‘We have got a strong Credit Sterling Bond fund and want to build on that credit process. It is a sin for equity investors to not consider balance sheet and cashflow analysis,’ Doran says.
Equally, bond holders need to be aware of the interests of shareholders, and be cognisant of the impact of things such as share buy-backs or the impact of a private equity buyout.
According to Asset Risk Consultants’ figures, Brown Shipley’s aggregate data for ‘balanced clients’ in 2013 posted an average return of 10.4%, outperforming the average by 1.2%. In 2012 Brown Shipley’s balanced category was up 9%, outperforming the average by 1.3%.
Within a typical balanced portfolio, it is overweight equities versus fixed income and is particularly bullish on US equities at the moment.
‘We are into the realms of “there is no alternative”. If you look at yields on asset classes and compensation for taking risk, I am not suggesting that equities are cheap but in absolute terms relative to other asset classes they are the standout asset class for allocating capital,’ Doran says.
A balanced portfolio has 65% in equities, 15% in bonds and a 15% allocation to alternatives such as total return funds, structured products and property.
The company currently runs some £3.5 billion in assets and attracted £320 million in gross inflows in 2013. Revenues also stood at £41 million over the same period.
This year, Titcomb is targeting asset growth north of that figure as he seeks to make sure the business is fully leveraging off its investment management, private banking and wealth planning capabilities and offering a coherent service.

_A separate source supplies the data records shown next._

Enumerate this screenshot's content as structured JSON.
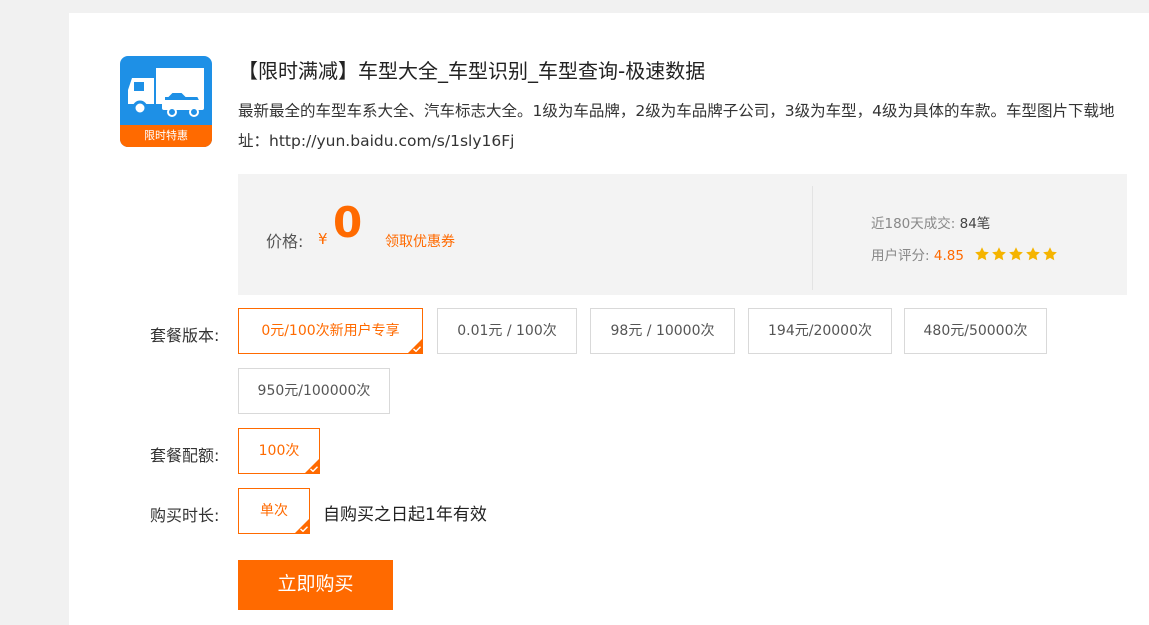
{
  "product": {
    "title": "【限时满减】车型大全_车型识别_车型查询-极速数据",
    "description": "最新最全的车型车系大全、汽车标志大全。1级为车品牌，2级为车品牌子公司，3级为车型，4级为具体的车款。车型图片下载地址：http://yun.baidu.com/s/1sly16Fj",
    "logo_ribbon": "限时特惠"
  },
  "price": {
    "label": "价格:",
    "currency": "¥",
    "value": "0",
    "coupon_link": "领取优惠券"
  },
  "stats": {
    "deals_label": "近180天成交:",
    "deals_value": "84笔",
    "rating_label": "用户评分:",
    "rating_value": "4.85",
    "stars": 5
  },
  "package_version": {
    "label": "套餐版本:",
    "options": [
      {
        "label": "0元/100次新用户专享",
        "selected": true
      },
      {
        "label": "0.01元 / 100次",
        "selected": false
      },
      {
        "label": "98元 / 10000次",
        "selected": false
      },
      {
        "label": "194元/20000次",
        "selected": false
      },
      {
        "label": "480元/50000次",
        "selected": false
      },
      {
        "label": "950元/100000次",
        "selected": false
      }
    ]
  },
  "package_quota": {
    "label": "套餐配额:",
    "options": [
      {
        "label": "100次",
        "selected": true
      }
    ]
  },
  "purchase_duration": {
    "label": "购买时长:",
    "options": [
      {
        "label": "单次",
        "selected": true
      }
    ],
    "validity_text": "自购买之日起1年有效"
  },
  "buy_button": "立即购买",
  "colors": {
    "accent": "#ff6a00",
    "logo_blue": "#1e90e6",
    "panel_bg": "#f3f3f3",
    "star": "#f5b400"
  }
}
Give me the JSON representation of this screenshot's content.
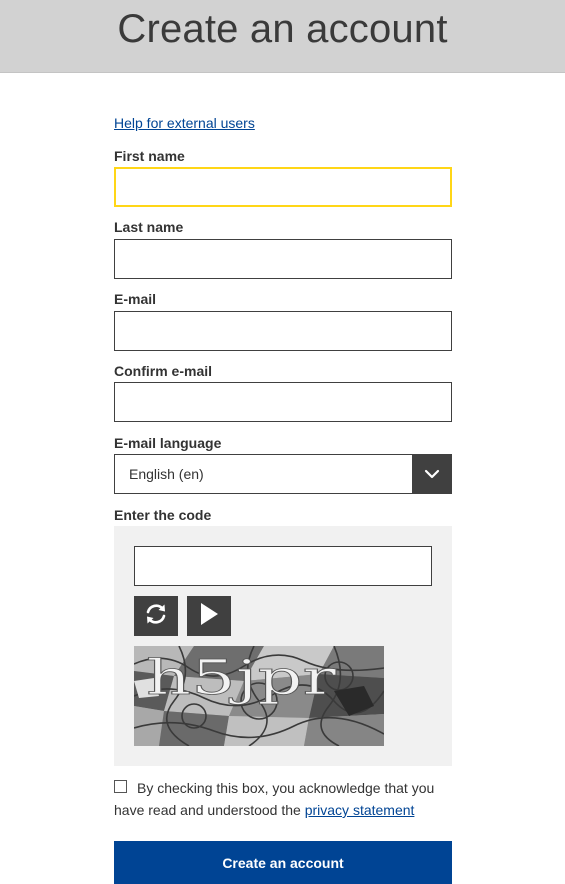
{
  "header": {
    "title": "Create an account"
  },
  "help_link": "Help for external users",
  "fields": {
    "first_name": {
      "label": "First name",
      "value": ""
    },
    "last_name": {
      "label": "Last name",
      "value": ""
    },
    "email": {
      "label": "E-mail",
      "value": ""
    },
    "confirm_email": {
      "label": "Confirm e-mail",
      "value": ""
    },
    "email_language": {
      "label": "E-mail language",
      "selected": "English (en)"
    }
  },
  "captcha": {
    "label": "Enter the code",
    "value": "",
    "refresh_icon": "refresh-icon",
    "play_icon": "play-icon",
    "code_text": "h5jpr"
  },
  "consent": {
    "text": "By checking this box, you acknowledge that you have read and understood the ",
    "link": "privacy statement",
    "checked": false
  },
  "submit_label": "Create an account",
  "colors": {
    "header_bg": "#d2d2d2",
    "link": "#004494",
    "focus": "#ffd617",
    "button": "#004494",
    "dark_control": "#404040"
  }
}
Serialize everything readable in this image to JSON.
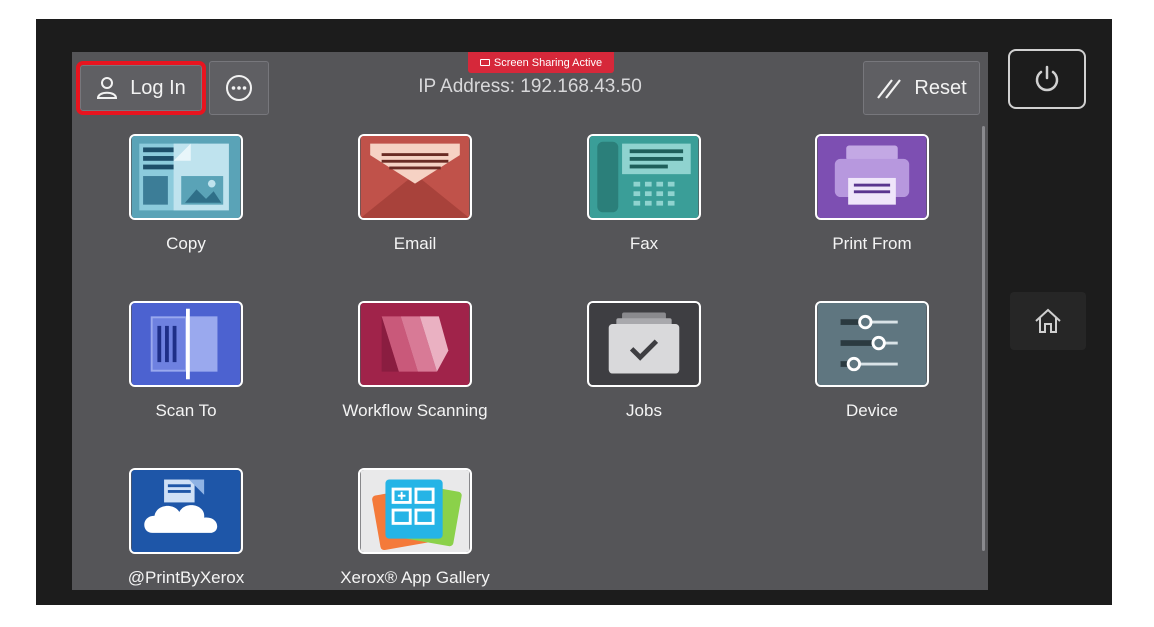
{
  "banner": {
    "text": "Screen Sharing Active"
  },
  "header": {
    "login_label": "Log In",
    "reset_label": "Reset",
    "ip_address": "IP Address: 192.168.43.50"
  },
  "apps": [
    {
      "label": "Copy"
    },
    {
      "label": "Email"
    },
    {
      "label": "Fax"
    },
    {
      "label": "Print From"
    },
    {
      "label": "Scan To"
    },
    {
      "label": "Workflow Scanning"
    },
    {
      "label": "Jobs"
    },
    {
      "label": "Device"
    },
    {
      "label": "@PrintByXerox"
    },
    {
      "label": "Xerox® App Gallery"
    }
  ],
  "colors": {
    "copy": "#5aa3b7",
    "email": "#c0524a",
    "fax": "#3a9e98",
    "print_from": "#7d4fb2",
    "scan_to": "#4c62d0",
    "workflow_scanning": "#a0234a",
    "jobs": "#3e3e42",
    "device": "#5f7680",
    "printbyxerox": "#1e56a8",
    "app_gallery": "#e9e9ea",
    "login_highlight": "#e8141f",
    "banner": "#d6283a"
  }
}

Since joining the business a number of months ago, he reflects: ‘The opportunity is exactly how I saw it. I think the opportunity is absolutely real and it is essential to have growth plans in terms of how we take the business forward.’
He believes the backdrop for wealth management businesses is particularly supportive, given the pension changes announced in this year’s Budget. Developing the financial planning service is a particular priority, alongside continuing to hire quality people across the business.
‘Our core components are developing our wealth planning strategy and then thinking about our target market. Our areas of focus will include charities, entrepreneurs, sports and entertainment, alongside resident non-domicile clients.
‘These are examples where we believe we can gain some traction, but also it is about looking after our existing client base and being able to provide a complete service, to be appealing for future clients.’
Over a year ago the private bank underwent a tariff review, with a typical investment management client charged 1.25% for discretionary management, inclusive of transactions.
While Titcomb believes its rates are competitive, he says clients should not lose sight of the value proposition, performance and service.
Looking ahead, raising Brown Shipley’s profile and generating organic growth remains the key priority, although the company is selectively monitoring potential deals that can add value.
‘If I look at life from a Brown Shipley perspective, we are a business that is of a size but we are not the largest player in town.
‘To build the business, in terms of the impact on the market as a whole, it is not going to be huge. We can go out and add to our client base and it makes a difference to us to do that.
‘Some of the larger players have got more of a challenge to get genuine net growth but I think we have a compelling proposition and I believe the personal touch we provide does attract some interest and I think we have proved to ourselves and others we can get genuine growth.
‘We just need to work hard to make sure our proposition is compelling and we convey that to potential clients,’ Titcomb adds.